Nothing in the data should be left out or altered when it is retyped.

▶ [Material for this task]:

::::::::::

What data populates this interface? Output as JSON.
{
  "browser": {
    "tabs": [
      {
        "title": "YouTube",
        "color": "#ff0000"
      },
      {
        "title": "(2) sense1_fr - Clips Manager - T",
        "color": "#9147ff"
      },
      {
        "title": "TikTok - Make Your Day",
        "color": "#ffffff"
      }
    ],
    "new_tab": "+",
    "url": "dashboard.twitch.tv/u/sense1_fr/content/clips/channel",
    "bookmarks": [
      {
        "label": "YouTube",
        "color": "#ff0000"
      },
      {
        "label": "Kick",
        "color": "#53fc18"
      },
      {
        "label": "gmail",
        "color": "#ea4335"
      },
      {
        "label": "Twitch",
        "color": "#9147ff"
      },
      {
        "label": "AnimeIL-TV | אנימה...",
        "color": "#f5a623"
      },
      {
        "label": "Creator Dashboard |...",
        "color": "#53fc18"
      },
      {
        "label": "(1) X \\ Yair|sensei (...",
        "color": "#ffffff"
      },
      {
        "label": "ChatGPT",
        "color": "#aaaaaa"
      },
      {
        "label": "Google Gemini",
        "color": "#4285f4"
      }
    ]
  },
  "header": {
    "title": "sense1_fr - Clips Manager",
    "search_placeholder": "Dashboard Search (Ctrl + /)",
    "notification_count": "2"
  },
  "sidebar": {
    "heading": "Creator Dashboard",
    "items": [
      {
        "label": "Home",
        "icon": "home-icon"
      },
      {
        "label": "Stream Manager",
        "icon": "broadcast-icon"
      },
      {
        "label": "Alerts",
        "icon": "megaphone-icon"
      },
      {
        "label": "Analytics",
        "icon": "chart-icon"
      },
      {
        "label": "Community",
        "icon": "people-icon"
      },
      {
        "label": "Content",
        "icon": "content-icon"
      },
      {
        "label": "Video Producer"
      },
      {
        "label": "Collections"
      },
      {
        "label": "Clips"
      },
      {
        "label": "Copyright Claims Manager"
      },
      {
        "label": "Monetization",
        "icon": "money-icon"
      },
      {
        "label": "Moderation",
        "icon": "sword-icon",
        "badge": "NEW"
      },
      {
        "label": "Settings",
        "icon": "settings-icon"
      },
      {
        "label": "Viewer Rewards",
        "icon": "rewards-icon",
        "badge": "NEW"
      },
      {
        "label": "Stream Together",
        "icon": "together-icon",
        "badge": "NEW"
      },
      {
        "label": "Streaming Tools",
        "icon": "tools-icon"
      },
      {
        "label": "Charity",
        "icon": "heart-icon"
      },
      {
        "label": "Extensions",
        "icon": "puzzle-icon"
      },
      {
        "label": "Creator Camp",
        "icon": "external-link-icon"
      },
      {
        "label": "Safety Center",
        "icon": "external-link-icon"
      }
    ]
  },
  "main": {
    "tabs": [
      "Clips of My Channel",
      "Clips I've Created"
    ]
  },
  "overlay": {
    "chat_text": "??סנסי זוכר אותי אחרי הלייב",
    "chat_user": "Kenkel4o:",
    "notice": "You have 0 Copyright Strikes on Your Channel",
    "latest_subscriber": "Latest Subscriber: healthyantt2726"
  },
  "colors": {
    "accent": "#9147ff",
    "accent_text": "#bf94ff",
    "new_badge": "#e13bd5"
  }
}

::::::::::

▶ [Answer space]:
What data populates this interface? Output as JSON.
{
  "browser": {
    "tabs": [
      {
        "title": "YouTube",
        "color": "#ff0000"
      },
      {
        "title": "(2) sense1_fr - Clips Manager - T",
        "color": "#9147ff"
      },
      {
        "title": "TikTok - Make Your Day",
        "color": "#ffffff"
      }
    ],
    "new_tab": "+",
    "url": "dashboard.twitch.tv/u/sense1_fr/content/clips/channel",
    "bookmarks": [
      {
        "label": "YouTube",
        "color": "#ff0000"
      },
      {
        "label": "Kick",
        "color": "#53fc18"
      },
      {
        "label": "gmail",
        "color": "#ea4335"
      },
      {
        "label": "Twitch",
        "color": "#9147ff"
      },
      {
        "label": "AnimeIL-TV | אנימה...",
        "color": "#f5a623"
      },
      {
        "label": "Creator Dashboard |...",
        "color": "#53fc18"
      },
      {
        "label": "(1) X \\ Yair|sensei (...",
        "color": "#ffffff"
      },
      {
        "label": "ChatGPT",
        "color": "#aaaaaa"
      },
      {
        "label": "Google Gemini",
        "color": "#4285f4"
      }
    ]
  },
  "header": {
    "title": "sense1_fr - Clips Manager",
    "search_placeholder": "Dashboard Search (Ctrl + /)",
    "notification_count": "2"
  },
  "sidebar": {
    "heading": "Creator Dashboard",
    "items": [
      {
        "label": "Home",
        "icon": "home-icon"
      },
      {
        "label": "Stream Manager",
        "icon": "broadcast-icon"
      },
      {
        "label": "Alerts",
        "icon": "megaphone-icon"
      },
      {
        "label": "Analytics",
        "icon": "chart-icon"
      },
      {
        "label": "Community",
        "icon": "people-icon"
      },
      {
        "label": "Content",
        "icon": "content-icon"
      },
      {
        "label": "Video Producer"
      },
      {
        "label": "Collections"
      },
      {
        "label": "Clips"
      },
      {
        "label": "Copyright Claims Manager"
      },
      {
        "label": "Monetization",
        "icon": "money-icon"
      },
      {
        "label": "Moderation",
        "icon": "sword-icon",
        "badge": "NEW"
      },
      {
        "label": "Settings",
        "icon": "settings-icon"
      },
      {
        "label": "Viewer Rewards",
        "icon": "rewards-icon",
        "badge": "NEW"
      },
      {
        "label": "Stream Together",
        "icon": "together-icon",
        "badge": "NEW"
      },
      {
        "label": "Streaming Tools",
        "icon": "tools-icon"
      },
      {
        "label": "Charity",
        "icon": "heart-icon"
      },
      {
        "label": "Extensions",
        "icon": "puzzle-icon"
      },
      {
        "label": "Creator Camp",
        "icon": "external-link-icon"
      },
      {
        "label": "Safety Center",
        "icon": "external-link-icon"
      }
    ]
  },
  "main": {
    "tabs": [
      "Clips of My Channel",
      "Clips I've Created"
    ]
  },
  "overlay": {
    "chat_text": "??סנסי זוכר אותי אחרי הלייב",
    "chat_user": "Kenkel4o:",
    "notice": "You have 0 Copyright Strikes on Your Channel",
    "latest_subscriber": "Latest Subscriber: healthyantt2726"
  },
  "colors": {
    "accent": "#9147ff",
    "accent_text": "#bf94ff",
    "new_badge": "#e13bd5"
  }
}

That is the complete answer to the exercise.